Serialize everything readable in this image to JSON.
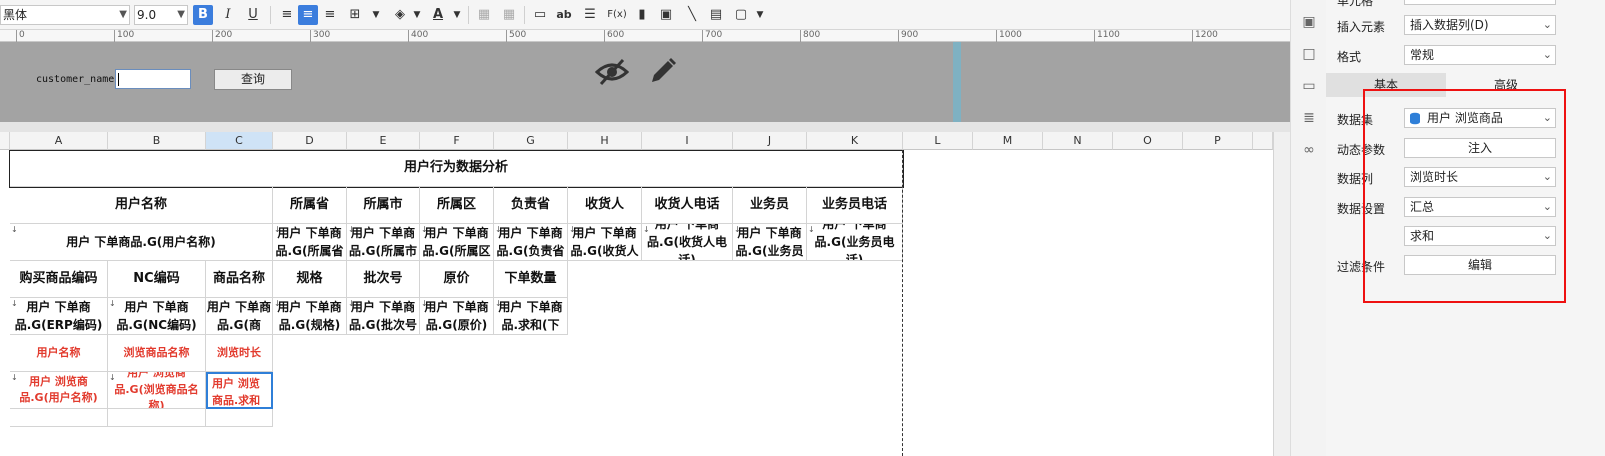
{
  "toolbar": {
    "font_name": "黑体",
    "font_size": "9.0",
    "bold": "B",
    "italic": "I",
    "underline": "U",
    "font_color_glyph": "A",
    "text_glyph": "ab",
    "formula_glyph": "F(x)"
  },
  "ruler": [
    "0",
    "100",
    "200",
    "300",
    "400",
    "500",
    "600",
    "700",
    "800",
    "900",
    "1000",
    "1100",
    "1200"
  ],
  "params": {
    "label": "customer_name",
    "input_value": "",
    "query_button": "查询"
  },
  "sheet": {
    "columns": [
      "A",
      "B",
      "C",
      "D",
      "E",
      "F",
      "G",
      "H",
      "I",
      "J",
      "K",
      "L",
      "M",
      "N",
      "O",
      "P"
    ],
    "selected_column": "C",
    "title": "用户行为数据分析",
    "row2": {
      "user_name": "用户名称",
      "province": "所属省",
      "city": "所属市",
      "district": "所属区",
      "manager": "负责省",
      "receiver": "收货人",
      "receiver_phone": "收货人电话",
      "salesman": "业务员",
      "salesman_phone": "业务员电话"
    },
    "row3": {
      "user_name": "用户 下单商品.G(用户名称)",
      "province": "用户 下单商品.G(所属省",
      "city": "用户 下单商品.G(所属市",
      "district": "用户 下单商品.G(所属区",
      "manager": "用户 下单商品.G(负责省",
      "receiver": "用户 下单商品.G(收货人",
      "receiver_phone": "用户 下单商品.G(收货人电话)",
      "salesman": "用户 下单商品.G(业务员",
      "salesman_phone": "用户 下单商品.G(业务员电话)"
    },
    "row4": [
      "购买商品编码",
      "NC编码",
      "商品名称",
      "规格",
      "批次号",
      "原价",
      "下单数量"
    ],
    "row5": [
      "用户 下单商品.G(ERP编码)",
      "用户 下单商品.G(NC编码)",
      "用户 下单商品.G(商",
      "用户 下单商品.G(规格)",
      "用户 下单商品.G(批次号",
      "用户 下单商品.G(原价)",
      "用户 下单商品.求和(下"
    ],
    "row6": [
      "用户名称",
      "浏览商品名称",
      "浏览时长"
    ],
    "row7": [
      "用户 浏览商品.G(用户名称)",
      "用户 浏览商品.G(浏览商品名称)",
      "用户 浏览商品.求和(浏览时长)"
    ]
  },
  "panel": {
    "top_label": "单元格",
    "insert_label": "插入元素",
    "insert_value": "插入数据列(D)",
    "format_label": "格式",
    "format_value": "常规",
    "tab_basic": "基本",
    "tab_advanced": "高级",
    "dataset_label": "数据集",
    "dataset_value": "用户 浏览商品",
    "dyn_param_label": "动态参数",
    "inject_button": "注入",
    "datacol_label": "数据列",
    "datacol_value": "浏览时长",
    "dataset_setting_label": "数据设置",
    "summary_value": "汇总",
    "sum_value": "求和",
    "filter_label": "过滤条件",
    "edit_button": "编辑"
  },
  "colors": {
    "accent": "#3b7ddd",
    "highlight_red": "#e11111",
    "red_text": "#e23b2e",
    "param_bg": "#a3a3a3"
  }
}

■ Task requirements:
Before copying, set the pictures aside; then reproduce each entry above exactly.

■ Output:
Serialize everything readable in this image to JSON.
{
  "toolbar": {
    "font_name": "黑体",
    "font_size": "9.0",
    "bold": "B",
    "italic": "I",
    "underline": "U",
    "font_color_glyph": "A",
    "text_glyph": "ab",
    "formula_glyph": "F(x)"
  },
  "ruler": [
    "0",
    "100",
    "200",
    "300",
    "400",
    "500",
    "600",
    "700",
    "800",
    "900",
    "1000",
    "1100",
    "1200"
  ],
  "params": {
    "label": "customer_name",
    "input_value": "",
    "query_button": "查询"
  },
  "sheet": {
    "columns": [
      "A",
      "B",
      "C",
      "D",
      "E",
      "F",
      "G",
      "H",
      "I",
      "J",
      "K",
      "L",
      "M",
      "N",
      "O",
      "P"
    ],
    "selected_column": "C",
    "title": "用户行为数据分析",
    "row2": {
      "user_name": "用户名称",
      "province": "所属省",
      "city": "所属市",
      "district": "所属区",
      "manager": "负责省",
      "receiver": "收货人",
      "receiver_phone": "收货人电话",
      "salesman": "业务员",
      "salesman_phone": "业务员电话"
    },
    "row3": {
      "user_name": "用户 下单商品.G(用户名称)",
      "province": "用户 下单商品.G(所属省",
      "city": "用户 下单商品.G(所属市",
      "district": "用户 下单商品.G(所属区",
      "manager": "用户 下单商品.G(负责省",
      "receiver": "用户 下单商品.G(收货人",
      "receiver_phone": "用户 下单商品.G(收货人电话)",
      "salesman": "用户 下单商品.G(业务员",
      "salesman_phone": "用户 下单商品.G(业务员电话)"
    },
    "row4": [
      "购买商品编码",
      "NC编码",
      "商品名称",
      "规格",
      "批次号",
      "原价",
      "下单数量"
    ],
    "row5": [
      "用户 下单商品.G(ERP编码)",
      "用户 下单商品.G(NC编码)",
      "用户 下单商品.G(商",
      "用户 下单商品.G(规格)",
      "用户 下单商品.G(批次号",
      "用户 下单商品.G(原价)",
      "用户 下单商品.求和(下"
    ],
    "row6": [
      "用户名称",
      "浏览商品名称",
      "浏览时长"
    ],
    "row7": [
      "用户 浏览商品.G(用户名称)",
      "用户 浏览商品.G(浏览商品名称)",
      "用户 浏览商品.求和(浏览时长)"
    ]
  },
  "panel": {
    "top_label": "单元格",
    "insert_label": "插入元素",
    "insert_value": "插入数据列(D)",
    "format_label": "格式",
    "format_value": "常规",
    "tab_basic": "基本",
    "tab_advanced": "高级",
    "dataset_label": "数据集",
    "dataset_value": "用户 浏览商品",
    "dyn_param_label": "动态参数",
    "inject_button": "注入",
    "datacol_label": "数据列",
    "datacol_value": "浏览时长",
    "dataset_setting_label": "数据设置",
    "summary_value": "汇总",
    "sum_value": "求和",
    "filter_label": "过滤条件",
    "edit_button": "编辑"
  },
  "colors": {
    "accent": "#3b7ddd",
    "highlight_red": "#e11111",
    "red_text": "#e23b2e",
    "param_bg": "#a3a3a3"
  }
}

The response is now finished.